## [Task goal]
Gather all lines from the material that contain "nums".

=== Source material ===

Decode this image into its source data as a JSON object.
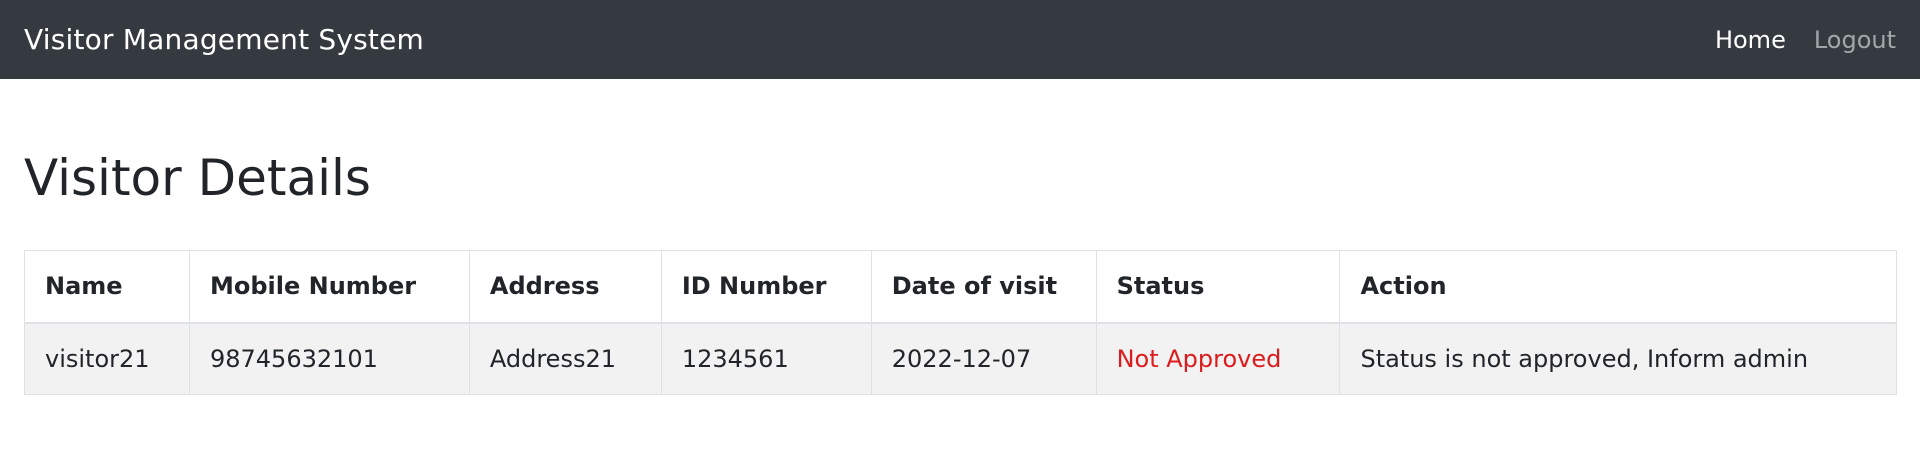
{
  "navbar": {
    "brand": "Visitor Management System",
    "links": [
      {
        "label": "Home",
        "active": true
      },
      {
        "label": "Logout",
        "active": false
      }
    ]
  },
  "page": {
    "title": "Visitor Details"
  },
  "table": {
    "headers": [
      "Name",
      "Mobile Number",
      "Address",
      "ID Number",
      "Date of visit",
      "Status",
      "Action"
    ],
    "rows": [
      {
        "name": "visitor21",
        "mobile": "98745632101",
        "address": "Address21",
        "id_number": "1234561",
        "date_of_visit": "2022-12-07",
        "status": "Not Approved",
        "action": "Status is not approved, Inform admin"
      }
    ]
  },
  "colors": {
    "navbar_bg": "#343a40",
    "status_not_approved": "#dc1c1c",
    "row_bg": "#f2f2f2"
  }
}
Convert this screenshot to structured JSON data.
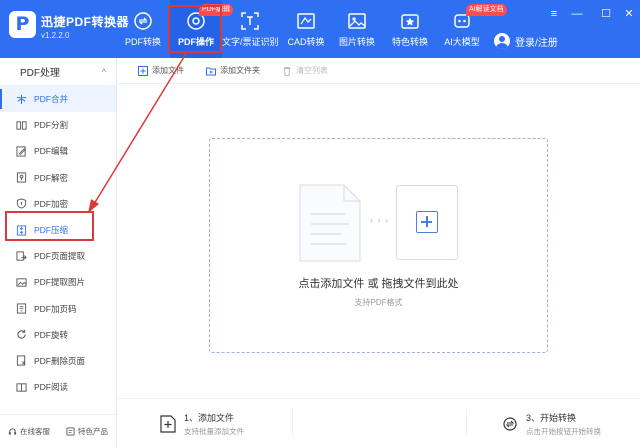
{
  "app": {
    "logo_letter": "P",
    "name": "迅捷PDF转换器",
    "version": "v1.2.2.0"
  },
  "nav": {
    "items": [
      {
        "label": "PDF转换",
        "icon": "convert-icon"
      },
      {
        "label": "PDF操作",
        "icon": "pdf-operate-icon"
      },
      {
        "label": "文字/票证识别",
        "icon": "ocr-icon"
      },
      {
        "label": "CAD转换",
        "icon": "cad-icon"
      },
      {
        "label": "图片转换",
        "icon": "image-icon"
      },
      {
        "label": "特色转换",
        "icon": "feature-icon"
      },
      {
        "label": "AI大模型",
        "icon": "ai-icon"
      }
    ],
    "badges": {
      "pdf_edit": "PDF编辑",
      "ai_reader": "AI解读文档"
    }
  },
  "user": {
    "login": "登录/注册"
  },
  "window": {
    "menu": "≡",
    "minimize": "—",
    "maximize": "☐",
    "close": "✕"
  },
  "sidebar": {
    "section_title": "PDF处理",
    "chevron": "^",
    "items": [
      {
        "label": "PDF合并",
        "icon": "merge-icon"
      },
      {
        "label": "PDF分割",
        "icon": "split-icon"
      },
      {
        "label": "PDF编辑",
        "icon": "edit-icon"
      },
      {
        "label": "PDF解密",
        "icon": "unlock-icon"
      },
      {
        "label": "PDF加密",
        "icon": "lock-shield-icon"
      },
      {
        "label": "PDF压缩",
        "icon": "compress-icon"
      },
      {
        "label": "PDF页面提取",
        "icon": "page-extract-icon"
      },
      {
        "label": "PDF提取图片",
        "icon": "image-extract-icon"
      },
      {
        "label": "PDF加页码",
        "icon": "page-number-icon"
      },
      {
        "label": "PDF旋转",
        "icon": "rotate-icon"
      },
      {
        "label": "PDF删除页面",
        "icon": "delete-page-icon"
      },
      {
        "label": "PDF阅读",
        "icon": "read-icon"
      }
    ],
    "footer": {
      "service": "在线客服",
      "products": "特色产品"
    }
  },
  "toolbar": {
    "add_file": "添加文件",
    "add_folder": "添加文件夹",
    "clear_list": "清空列表"
  },
  "dropzone": {
    "arrows": "› › ›",
    "title": "点击添加文件 或 拖拽文件到此处",
    "subtitle": "支持PDF格式"
  },
  "steps": {
    "step1_title": "1、添加文件",
    "step1_sub": "支持批量添加文件",
    "step3_title": "3、开始转换",
    "step3_sub": "点击开始按钮开始转换"
  },
  "colors": {
    "header_blue": "#2f6ff2",
    "accent": "#2f6ff2",
    "annotation_red": "#d93a3a",
    "badge_red": "#ff4d4f"
  }
}
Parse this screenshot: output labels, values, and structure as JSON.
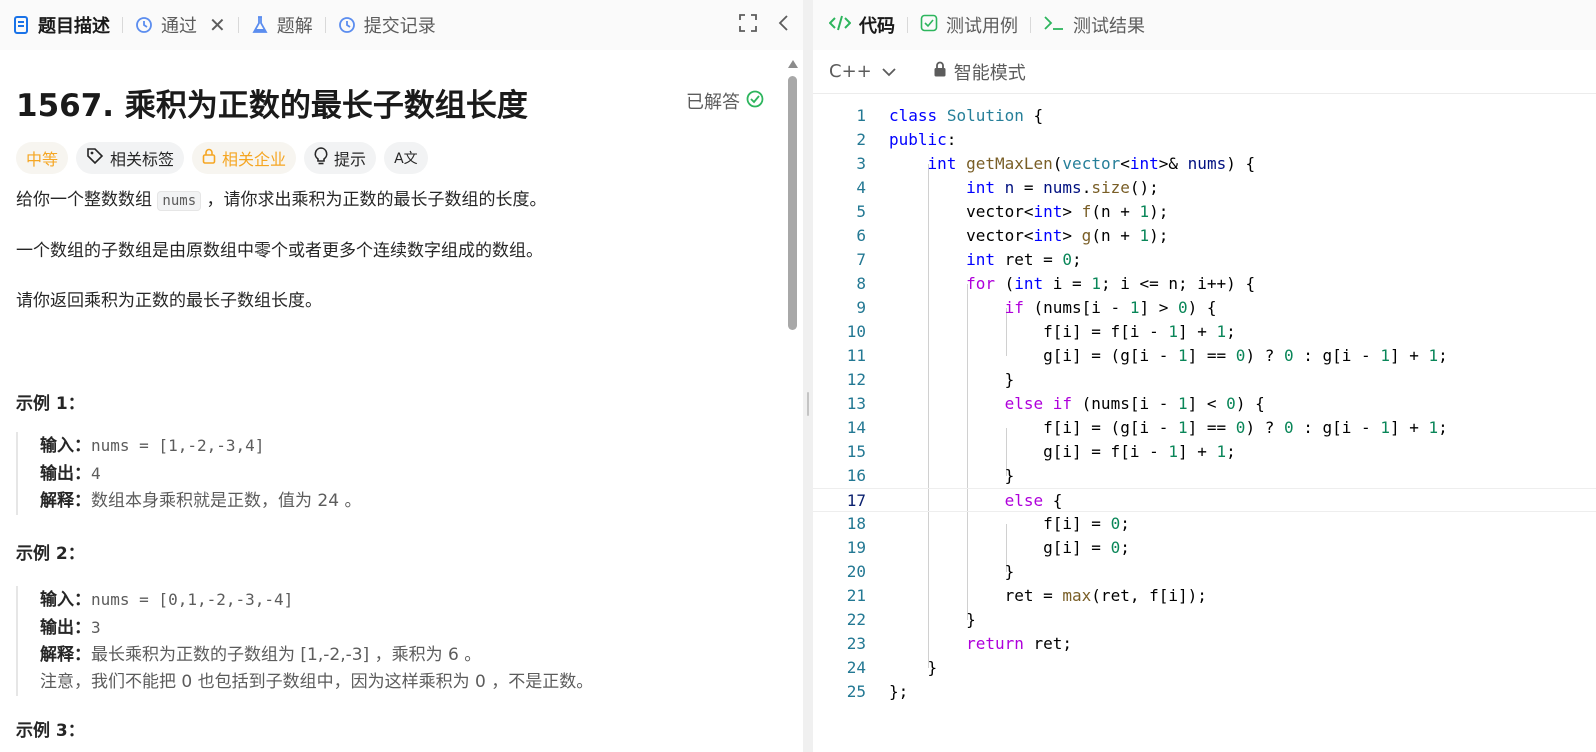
{
  "left_tabs": {
    "description": "题目描述",
    "accepted": "通过",
    "solutions": "题解",
    "submissions": "提交记录"
  },
  "problem": {
    "title": "1567. 乘积为正数的最长子数组长度",
    "status": "已解答",
    "tags": {
      "difficulty": "中等",
      "related_tags": "相关标签",
      "related_companies": "相关企业",
      "hints": "提示",
      "translate": "A文"
    },
    "desc1_pre": "给你一个整数数组 ",
    "desc1_code": "nums",
    "desc1_post": " ，请你求出乘积为正数的最长子数组的长度。",
    "desc2": "一个数组的子数组是由原数组中零个或者更多个连续数字组成的数组。",
    "desc3": "请你返回乘积为正数的最长子数组长度。"
  },
  "examples": [
    {
      "title": "示例  1：",
      "input_label": "输入：",
      "input": "nums = [1,-2,-3,4]",
      "output_label": "输出：",
      "output": "4",
      "explain_label": "解释：",
      "explain": "数组本身乘积就是正数，值为 24 。"
    },
    {
      "title": "示例 2：",
      "input_label": "输入：",
      "input": "nums = [0,1,-2,-3,-4]",
      "output_label": "输出：",
      "output": "3",
      "explain_label": "解释：",
      "explain": "最长乘积为正数的子数组为 [1,-2,-3] ，乘积为 6 。",
      "note": "注意，我们不能把 0 也包括到子数组中，因为这样乘积为 0 ，不是正数。"
    }
  ],
  "example3_partial": "示例 3：",
  "right_tabs": {
    "code": "代码",
    "testcases": "测试用例",
    "results": "测试结果"
  },
  "toolbar": {
    "language": "C++",
    "mode": "智能模式"
  },
  "editor": {
    "active_line": 17,
    "line_numbers": [
      "1",
      "2",
      "3",
      "4",
      "5",
      "6",
      "7",
      "8",
      "9",
      "10",
      "11",
      "12",
      "13",
      "14",
      "15",
      "16",
      "17",
      "18",
      "19",
      "20",
      "21",
      "22",
      "23",
      "24",
      "25"
    ]
  }
}
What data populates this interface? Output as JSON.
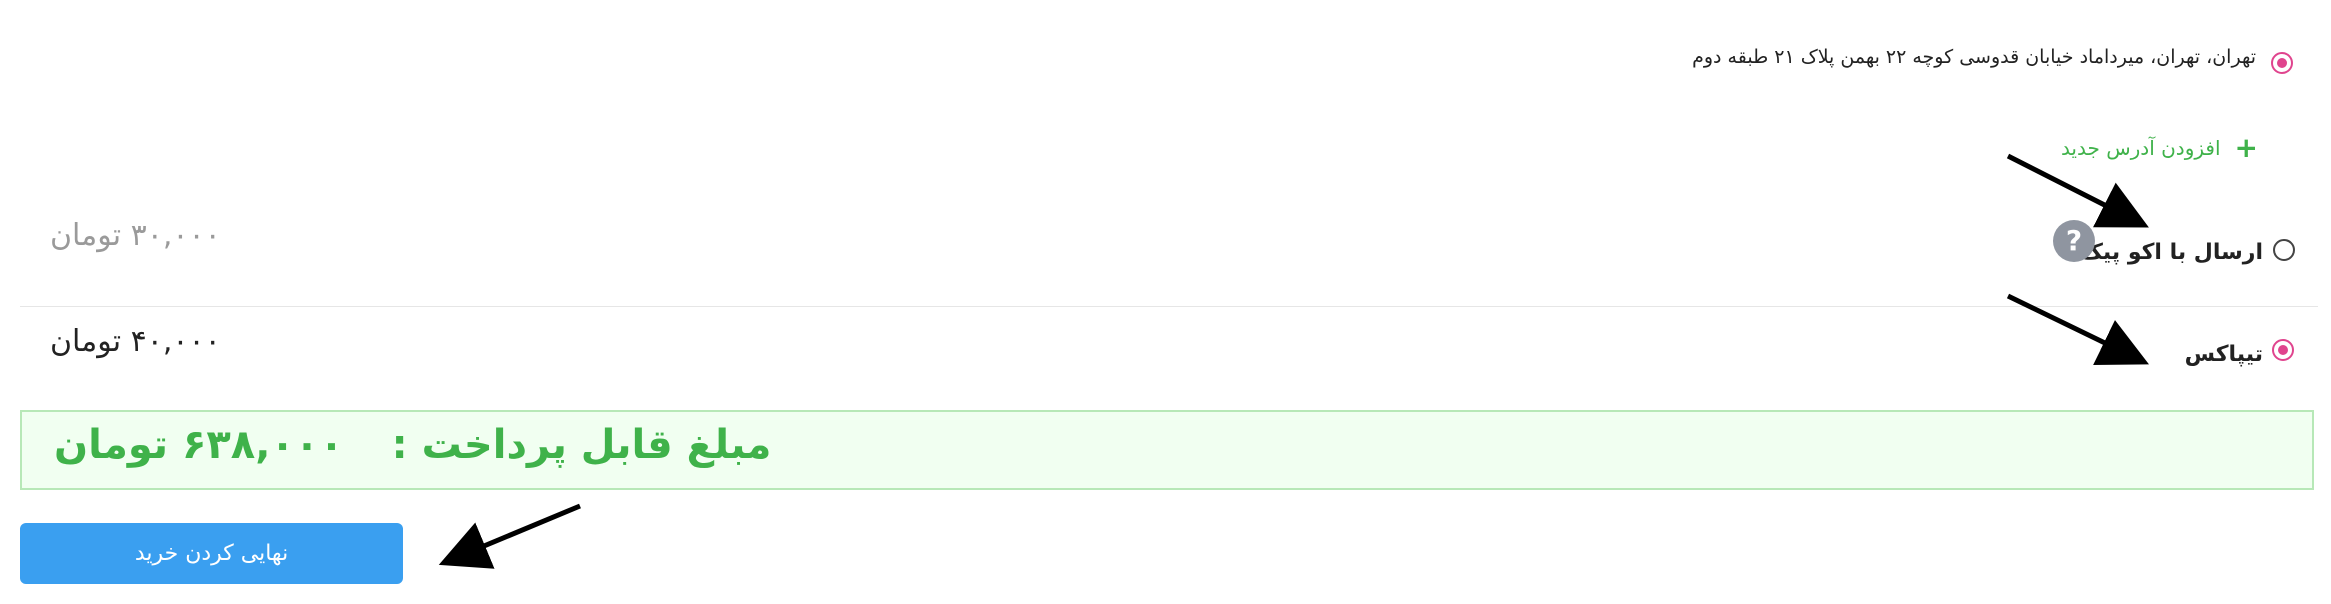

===

## [Output below]
    "desc1_code": "nums",
      "input": "nums = [1,-2,-3,4]",
      "input": "nums = [0,1,-2,-3,-4]",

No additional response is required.